|International Classification||H02K29/03, H02K21/22, H02K1/14|
|Cooperative Classification||H02K21/22, H02K1/146, H02K1/14, H02K29/03|
|European Classification||H02K1/14D, H02K29/03, H02K21/22, H02K1/14|
|Sep 11, 2000||AS||Assignment|
Owner name: ROBERT BOSCH GMBH, GERMANY
Free format text: ASSIGNMENT OF ASSIGNORS INTEREST;ASSIGNORS:BERNAUER, CHRISTOF;HENSCHEL, MATTHIAS;REEL/FRAME:011160/0054;SIGNING DATES FROM 20000822 TO 20000828

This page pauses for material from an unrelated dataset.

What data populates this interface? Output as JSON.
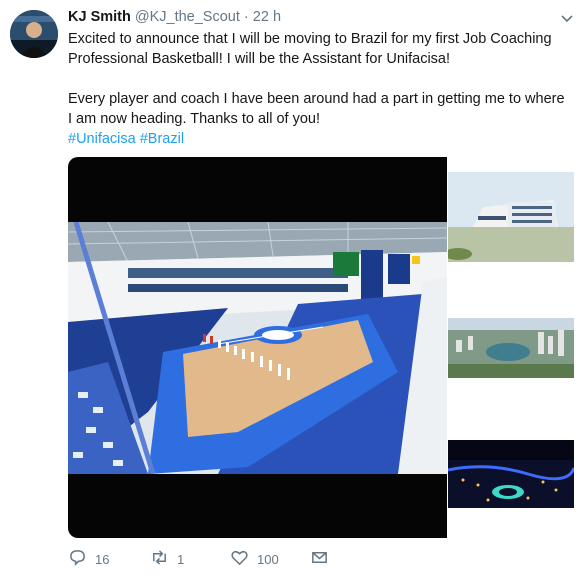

|Sep 3, 2002||CC||Certificate of correction|
|Oct 24, 2005||FPAY||Fee payment|
Year of fee payment: 4
|Oct 22, 2009||FPAY||Fee payment|
Year of fee payment: 8
|Dec 6, 2013||REMI||Maintenance fee reminder mailed|
|Apr 30, 2014||LAPS||Lapse for failure to pay maintenance fees|
|Jun 17, 2014||FP||Expired due to failure to pay maintenance fee|
Effective date: 20140430